“It’s the warmth in the relationship,” says Harper. “Ultimately you have to get two people who make the audience forget that it’s two men. I think…why this show’s done so well in the past, even back when it opened, was that…the relationship kind of sneaks up on you.”
“Because it’s fine to be gay if you’re funny and campy,” Harper adds ruefully, “but if you get real, some people can react negatively to that. If they’re real and loving and caring and honest, it’s sometimes hard for audiences.” He continues, “You sneak up on them. It’s much harder for somebody to reject someone they adore.”
“I enjoy showing family values in a different light,” says Ferracane. “It’s not…typical, but they’re definitely a strong, loving, committed family that’s supportive.” He thoroughly enjoys the show’s music, too. “Jerry Herman is so great with a lyric and…a melody, and he really tugs at your heart.”
Is the show still relevant, despite the progress of equality since the play’s birth in 1973 and the creation of the musical ten years later?

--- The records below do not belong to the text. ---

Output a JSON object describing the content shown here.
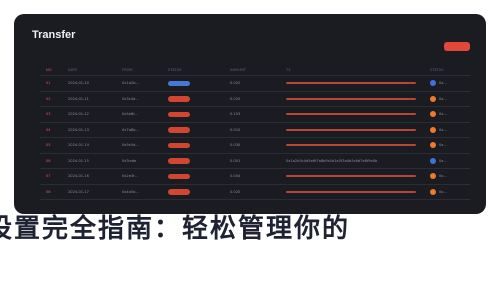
{
  "window": {
    "title": "Transfer",
    "action_label": ""
  },
  "table": {
    "headers": [
      "NO",
      "DATE",
      "FROM",
      "STATUS",
      "AMOUNT",
      "TX",
      "STATUS"
    ],
    "rows": [
      {
        "no": "01",
        "date": "2024-01-10",
        "from": "0x1a2b...",
        "status": "",
        "status_color": "#4778d6",
        "amount": "0.002",
        "desc_text": "",
        "has_bar": true,
        "dot": "blue",
        "flag": "0x..."
      },
      {
        "no": "02",
        "date": "2024-01-11",
        "from": "0x3c4d...",
        "status": "",
        "status_color": "#d2452f",
        "amount": "0.020",
        "desc_text": "",
        "has_bar": true,
        "dot": "orange",
        "flag": "0x..."
      },
      {
        "no": "03",
        "date": "2024-01-12",
        "from": "0x5e6f...",
        "status": "",
        "status_color": "#d2452f",
        "amount": "0.153",
        "desc_text": "",
        "has_bar": true,
        "dot": "orange",
        "flag": "0x..."
      },
      {
        "no": "04",
        "date": "2024-01-13",
        "from": "0x7a8b...",
        "status": "",
        "status_color": "#d2452f",
        "amount": "0.010",
        "desc_text": "",
        "has_bar": true,
        "dot": "orange",
        "flag": "0x..."
      },
      {
        "no": "05",
        "date": "2024-01-14",
        "from": "0x9c0d...",
        "status": "",
        "status_color": "#d2452f",
        "amount": "0.030",
        "desc_text": "",
        "has_bar": true,
        "dot": "orange",
        "flag": "0x..."
      },
      {
        "no": "06",
        "date": "2024-01-15",
        "from": "0xTrade",
        "status": "",
        "status_color": "#d2452f",
        "amount": "0.001",
        "desc_text": "0x1a2b3c4d5e6f7a8b9c0d1e2f3a4b5c6d7e8f9a0b",
        "has_bar": false,
        "dot": "blue",
        "flag": "0x..."
      },
      {
        "no": "07",
        "date": "2024-01-16",
        "from": "0x2e3f...",
        "status": "",
        "status_color": "#d2452f",
        "amount": "0.004",
        "desc_text": "",
        "has_bar": true,
        "dot": "orange",
        "flag": "0x..."
      },
      {
        "no": "08",
        "date": "2024-01-17",
        "from": "0x4a5b...",
        "status": "",
        "status_color": "#d2452f",
        "amount": "0.020",
        "desc_text": "",
        "has_bar": true,
        "dot": "orange",
        "flag": "0x..."
      }
    ]
  },
  "caption": {
    "text": "设置完全指南：轻松管理你的"
  }
}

Harper has no doubt. “I think it’s totally an issue — otherwise gays would be allowed to marry,” he declares.
“There are many unconventional families,” Harper continues. “If you’re an adoptive parent, and you’ve given everything to a child, you know what that’s like. If you’re a stepparent, you know what it’s like to be accepted or not in that child’s life. So I think it’s bigger than just the ‘gay thing.’”
He elaborates, “I don’t know of anybody who has a normal family. What is ‘normal’? A child can be ashamed of one or both parents no matter who the parents are. And what is it like for that child to make you or your partner feel like you don’t have a place?”
“This piece holds up very well,” agrees director Barnard. “There’s not a doubt in my mind that the prejudices of this lifestyle and this world still very much exist today.”
If you go:
La Cage aux Folles continues at Phoenix Theatre through Sunday, April 7.